I have a SATA HDD case (product details) with switches that toggle the power supply for each HDD.
My aim is to control each switch individually via software.
(My background: I'm a total novice to applied electronics, but I have a good grasp of the underlying physics.)
Luckily, it suffices to connect pins A and B (or any equivalent pair) to enable the HDD power supply as if the button were pressed. The top pins are ignored.
When a HDD is attached and the switch is off, the voltage between A and B is 12V. The current, when connecting A and B, is < 1mA.
My idea is now to add a transistor to each A-B pair of pins and route a wire from each transistor base to a microcontroller that's attached to the same ground potential as the HDD case. Is this approach feasible and safe?

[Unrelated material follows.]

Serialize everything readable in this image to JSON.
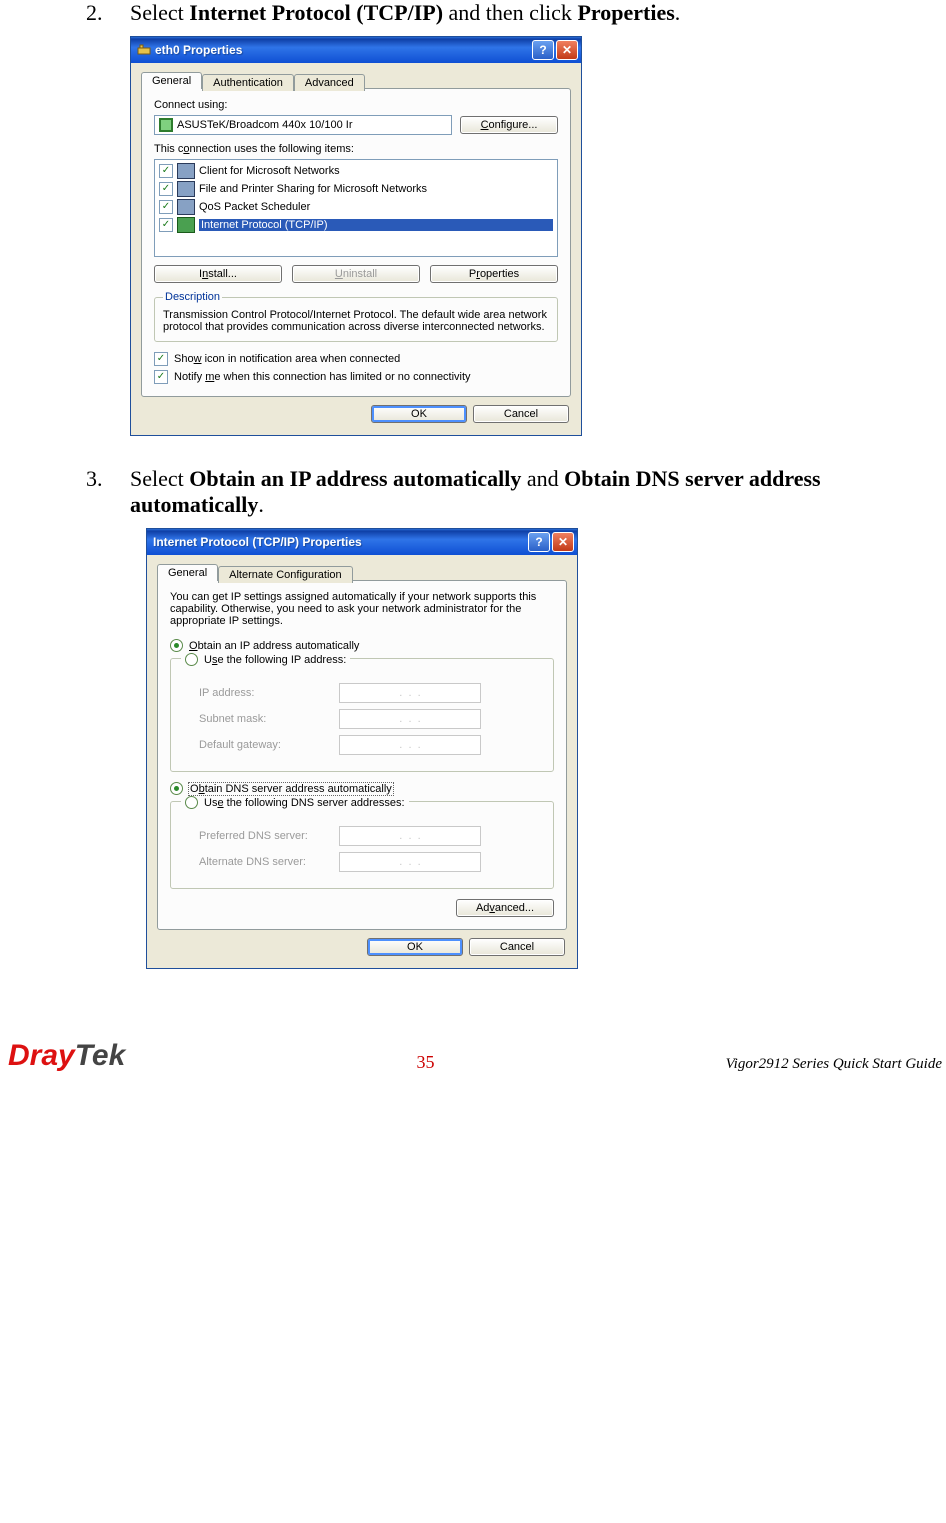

Can you recommend a simple, low-power microcontroller that can be attached to a consumer motherboard, preferably via USB? It should have at least 15 output pins which are only needed to toggle the transistors.
The software interface that the MC should be able to implement is trivial:
set_pin_voltage(PIN_INDEX, on|off). Maybe a simple IC is enough?
What type of transistor would be appropriate? The default switch state should be off, so the transistor should only conduct when a voltage is applied to its base.
What type of cable would you recommend?
Since posting my original question, I've read a good amount of
The Art of
Electronics, but I nonetheless feel very insecure about real-life component
selection for my first electronics project.
I'd love to hear your expert advice.